▼

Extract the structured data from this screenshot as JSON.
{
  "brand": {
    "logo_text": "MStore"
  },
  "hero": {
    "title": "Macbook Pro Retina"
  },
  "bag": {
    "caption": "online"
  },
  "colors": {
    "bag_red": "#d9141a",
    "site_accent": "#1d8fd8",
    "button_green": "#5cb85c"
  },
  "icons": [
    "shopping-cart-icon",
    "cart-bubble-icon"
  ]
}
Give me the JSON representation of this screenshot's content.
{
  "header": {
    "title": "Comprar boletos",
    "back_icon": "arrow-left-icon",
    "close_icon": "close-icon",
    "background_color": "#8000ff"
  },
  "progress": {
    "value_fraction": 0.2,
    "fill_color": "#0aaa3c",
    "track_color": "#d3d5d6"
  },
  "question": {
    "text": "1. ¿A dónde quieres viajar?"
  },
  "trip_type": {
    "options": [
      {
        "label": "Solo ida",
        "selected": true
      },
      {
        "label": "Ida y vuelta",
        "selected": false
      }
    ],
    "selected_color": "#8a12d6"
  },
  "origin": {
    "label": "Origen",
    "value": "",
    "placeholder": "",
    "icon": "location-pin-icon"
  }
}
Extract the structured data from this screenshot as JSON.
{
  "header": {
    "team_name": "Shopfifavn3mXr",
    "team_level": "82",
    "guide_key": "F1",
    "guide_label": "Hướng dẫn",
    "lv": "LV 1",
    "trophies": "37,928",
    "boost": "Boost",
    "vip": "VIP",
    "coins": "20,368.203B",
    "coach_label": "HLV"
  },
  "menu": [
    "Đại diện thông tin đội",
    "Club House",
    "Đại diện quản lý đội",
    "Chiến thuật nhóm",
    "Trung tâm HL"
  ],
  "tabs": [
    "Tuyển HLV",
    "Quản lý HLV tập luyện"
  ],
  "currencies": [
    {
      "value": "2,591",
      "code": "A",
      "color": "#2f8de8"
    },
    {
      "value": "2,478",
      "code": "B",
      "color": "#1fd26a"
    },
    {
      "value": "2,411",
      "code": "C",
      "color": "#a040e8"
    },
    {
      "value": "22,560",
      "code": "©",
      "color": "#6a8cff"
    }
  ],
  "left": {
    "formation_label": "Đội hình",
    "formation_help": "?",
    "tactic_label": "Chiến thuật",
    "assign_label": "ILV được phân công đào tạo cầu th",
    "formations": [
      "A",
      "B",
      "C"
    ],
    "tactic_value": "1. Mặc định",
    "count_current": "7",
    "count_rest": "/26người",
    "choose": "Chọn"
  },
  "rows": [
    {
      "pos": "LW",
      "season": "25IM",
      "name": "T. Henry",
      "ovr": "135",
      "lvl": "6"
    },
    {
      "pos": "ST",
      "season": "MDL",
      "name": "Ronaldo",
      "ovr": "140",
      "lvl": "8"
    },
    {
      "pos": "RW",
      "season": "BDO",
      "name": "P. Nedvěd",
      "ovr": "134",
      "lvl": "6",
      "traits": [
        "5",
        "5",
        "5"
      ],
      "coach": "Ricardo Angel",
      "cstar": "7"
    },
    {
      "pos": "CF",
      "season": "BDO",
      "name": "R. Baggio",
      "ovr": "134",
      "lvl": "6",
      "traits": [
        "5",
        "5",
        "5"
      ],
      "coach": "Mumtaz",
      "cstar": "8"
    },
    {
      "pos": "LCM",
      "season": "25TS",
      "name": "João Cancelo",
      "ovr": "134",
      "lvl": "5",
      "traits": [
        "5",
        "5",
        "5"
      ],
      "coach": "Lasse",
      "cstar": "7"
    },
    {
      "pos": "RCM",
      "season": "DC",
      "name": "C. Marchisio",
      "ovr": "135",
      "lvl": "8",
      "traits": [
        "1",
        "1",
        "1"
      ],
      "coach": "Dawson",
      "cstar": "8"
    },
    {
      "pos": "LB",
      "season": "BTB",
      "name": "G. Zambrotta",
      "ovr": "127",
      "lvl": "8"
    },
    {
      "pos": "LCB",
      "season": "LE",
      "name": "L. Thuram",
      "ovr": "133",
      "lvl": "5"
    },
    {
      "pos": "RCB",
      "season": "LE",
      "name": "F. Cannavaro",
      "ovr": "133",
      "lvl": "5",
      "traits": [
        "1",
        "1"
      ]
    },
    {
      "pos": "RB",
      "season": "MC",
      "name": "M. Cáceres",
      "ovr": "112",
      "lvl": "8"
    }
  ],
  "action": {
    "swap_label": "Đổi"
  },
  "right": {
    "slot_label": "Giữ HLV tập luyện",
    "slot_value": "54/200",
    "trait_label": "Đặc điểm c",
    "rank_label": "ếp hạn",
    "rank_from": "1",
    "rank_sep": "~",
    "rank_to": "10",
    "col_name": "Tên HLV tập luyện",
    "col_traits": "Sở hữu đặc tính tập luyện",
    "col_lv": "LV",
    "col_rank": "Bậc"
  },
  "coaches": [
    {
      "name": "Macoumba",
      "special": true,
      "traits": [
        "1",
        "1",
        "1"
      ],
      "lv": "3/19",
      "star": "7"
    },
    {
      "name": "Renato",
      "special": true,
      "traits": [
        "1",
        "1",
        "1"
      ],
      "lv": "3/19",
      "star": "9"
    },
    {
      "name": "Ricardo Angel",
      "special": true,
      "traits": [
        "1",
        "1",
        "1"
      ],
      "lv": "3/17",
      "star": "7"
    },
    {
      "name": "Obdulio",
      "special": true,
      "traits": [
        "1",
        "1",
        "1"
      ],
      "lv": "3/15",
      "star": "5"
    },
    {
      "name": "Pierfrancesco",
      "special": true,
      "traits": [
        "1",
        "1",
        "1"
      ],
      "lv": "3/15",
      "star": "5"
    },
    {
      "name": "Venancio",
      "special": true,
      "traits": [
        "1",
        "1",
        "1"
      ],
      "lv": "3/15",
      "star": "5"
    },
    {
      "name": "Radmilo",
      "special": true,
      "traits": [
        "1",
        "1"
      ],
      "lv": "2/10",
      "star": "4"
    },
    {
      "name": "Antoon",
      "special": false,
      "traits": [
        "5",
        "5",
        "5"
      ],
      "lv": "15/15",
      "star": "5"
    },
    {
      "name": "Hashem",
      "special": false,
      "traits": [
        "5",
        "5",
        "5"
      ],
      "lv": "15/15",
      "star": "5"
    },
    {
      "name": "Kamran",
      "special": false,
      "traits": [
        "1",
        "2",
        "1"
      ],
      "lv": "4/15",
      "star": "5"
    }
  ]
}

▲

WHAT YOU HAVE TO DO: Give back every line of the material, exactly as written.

REPLY TO THE TASK:
Extract the structured data from this screenshot as JSON.
{
  "brand": {
    "logo_text": "MStore"
  },
  "hero": {
    "title": "Macbook Pro Retina"
  },
  "bag": {
    "caption": "online"
  },
  "colors": {
    "bag_red": "#d9141a",
    "site_accent": "#1d8fd8",
    "button_green": "#5cb85c"
  },
  "icons": [
    "shopping-cart-icon",
    "cart-bubble-icon"
  ]
}
Give me the JSON representation of this screenshot's content.
{
  "header": {
    "title": "Comprar boletos",
    "back_icon": "arrow-left-icon",
    "close_icon": "close-icon",
    "background_color": "#8000ff"
  },
  "progress": {
    "value_fraction": 0.2,
    "fill_color": "#0aaa3c",
    "track_color": "#d3d5d6"
  },
  "question": {
    "text": "1. ¿A dónde quieres viajar?"
  },
  "trip_type": {
    "options": [
      {
        "label": "Solo ida",
        "selected": true
      },
      {
        "label": "Ida y vuelta",
        "selected": false
      }
    ],
    "selected_color": "#8a12d6"
  },
  "origin": {
    "label": "Origen",
    "value": "",
    "placeholder": "",
    "icon": "location-pin-icon"
  }
}
Extract the structured data from this screenshot as JSON.
{
  "header": {
    "team_name": "Shopfifavn3mXr",
    "team_level": "82",
    "guide_key": "F1",
    "guide_label": "Hướng dẫn",
    "lv": "LV 1",
    "trophies": "37,928",
    "boost": "Boost",
    "vip": "VIP",
    "coins": "20,368.203B",
    "coach_label": "HLV"
  },
  "menu": [
    "Đại diện thông tin đội",
    "Club House",
    "Đại diện quản lý đội",
    "Chiến thuật nhóm",
    "Trung tâm HL"
  ],
  "tabs": [
    "Tuyển HLV",
    "Quản lý HLV tập luyện"
  ],
  "currencies": [
    {
      "value": "2,591",
      "code": "A",
      "color": "#2f8de8"
    },
    {
      "value": "2,478",
      "code": "B",
      "color": "#1fd26a"
    },
    {
      "value": "2,411",
      "code": "C",
      "color": "#a040e8"
    },
    {
      "value": "22,560",
      "code": "©",
      "color": "#6a8cff"
    }
  ],
  "left": {
    "formation_label": "Đội hình",
    "formation_help": "?",
    "tactic_label": "Chiến thuật",
    "assign_label": "ILV được phân công đào tạo cầu th",
    "formations": [
      "A",
      "B",
      "C"
    ],
    "tactic_value": "1. Mặc định",
    "count_current": "7",
    "count_rest": "/26người",
    "choose": "Chọn"
  },
  "rows": [
    {
      "pos": "LW",
      "season": "25IM",
      "name": "T. Henry",
      "ovr": "135",
      "lvl": "6"
    },
    {
      "pos": "ST",
      "season": "MDL",
      "name": "Ronaldo",
      "ovr": "140",
      "lvl": "8"
    },
    {
      "pos": "RW",
      "season": "BDO",
      "name": "P. Nedvěd",
      "ovr": "134",
      "lvl": "6",
      "traits": [
        "5",
        "5",
        "5"
      ],
      "coach": "Ricardo Angel",
      "cstar": "7"
    },
    {
      "pos": "CF",
      "season": "BDO",
      "name": "R. Baggio",
      "ovr": "134",
      "lvl": "6",
      "traits": [
        "5",
        "5",
        "5"
      ],
      "coach": "Mumtaz",
      "cstar": "8"
    },
    {
      "pos": "LCM",
      "season": "25TS",
      "name": "João Cancelo",
      "ovr": "134",
      "lvl": "5",
      "traits": [
        "5",
        "5",
        "5"
      ],
      "coach": "Lasse",
      "cstar": "7"
    },
    {
      "pos": "RCM",
      "season": "DC",
      "name": "C. Marchisio",
      "ovr": "135",
      "lvl": "8",
      "traits": [
        "1",
        "1",
        "1"
      ],
      "coach": "Dawson",
      "cstar": "8"
    },
    {
      "pos": "LB",
      "season": "BTB",
      "name": "G. Zambrotta",
      "ovr": "127",
      "lvl": "8"
    },
    {
      "pos": "LCB",
      "season": "LE",
      "name": "L. Thuram",
      "ovr": "133",
      "lvl": "5"
    },
    {
      "pos": "RCB",
      "season": "LE",
      "name": "F. Cannavaro",
      "ovr": "133",
      "lvl": "5",
      "traits": [
        "1",
        "1"
      ]
    },
    {
      "pos": "RB",
      "season": "MC",
      "name": "M. Cáceres",
      "ovr": "112",
      "lvl": "8"
    }
  ],
  "action": {
    "swap_label": "Đổi"
  },
  "right": {
    "slot_label": "Giữ HLV tập luyện",
    "slot_value": "54/200",
    "trait_label": "Đặc điểm c",
    "rank_label": "ếp hạn",
    "rank_from": "1",
    "rank_sep": "~",
    "rank_to": "10",
    "col_name": "Tên HLV tập luyện",
    "col_traits": "Sở hữu đặc tính tập luyện",
    "col_lv": "LV",
    "col_rank": "Bậc"
  },
  "coaches": [
    {
      "name": "Macoumba",
      "special": true,
      "traits": [
        "1",
        "1",
        "1"
      ],
      "lv": "3/19",
      "star": "7"
    },
    {
      "name": "Renato",
      "special": true,
      "traits": [
        "1",
        "1",
        "1"
      ],
      "lv": "3/19",
      "star": "9"
    },
    {
      "name": "Ricardo Angel",
      "special": true,
      "traits": [
        "1",
        "1",
        "1"
      ],
      "lv": "3/17",
      "star": "7"
    },
    {
      "name": "Obdulio",
      "special": true,
      "traits": [
        "1",
        "1",
        "1"
      ],
      "lv": "3/15",
      "star": "5"
    },
    {
      "name": "Pierfrancesco",
      "special": true,
      "traits": [
        "1",
        "1",
        "1"
      ],
      "lv": "3/15",
      "star": "5"
    },
    {
      "name": "Venancio",
      "special": true,
      "traits": [
        "1",
        "1",
        "1"
      ],
      "lv": "3/15",
      "star": "5"
    },
    {
      "name": "Radmilo",
      "special": true,
      "traits": [
        "1",
        "1"
      ],
      "lv": "2/10",
      "star": "4"
    },
    {
      "name": "Antoon",
      "special": false,
      "traits": [
        "5",
        "5",
        "5"
      ],
      "lv": "15/15",
      "star": "5"
    },
    {
      "name": "Hashem",
      "special": false,
      "traits": [
        "5",
        "5",
        "5"
      ],
      "lv": "15/15",
      "star": "5"
    },
    {
      "name": "Kamran",
      "special": false,
      "traits": [
        "1",
        "2",
        "1"
      ],
      "lv": "4/15",
      "star": "5"
    }
  ]
}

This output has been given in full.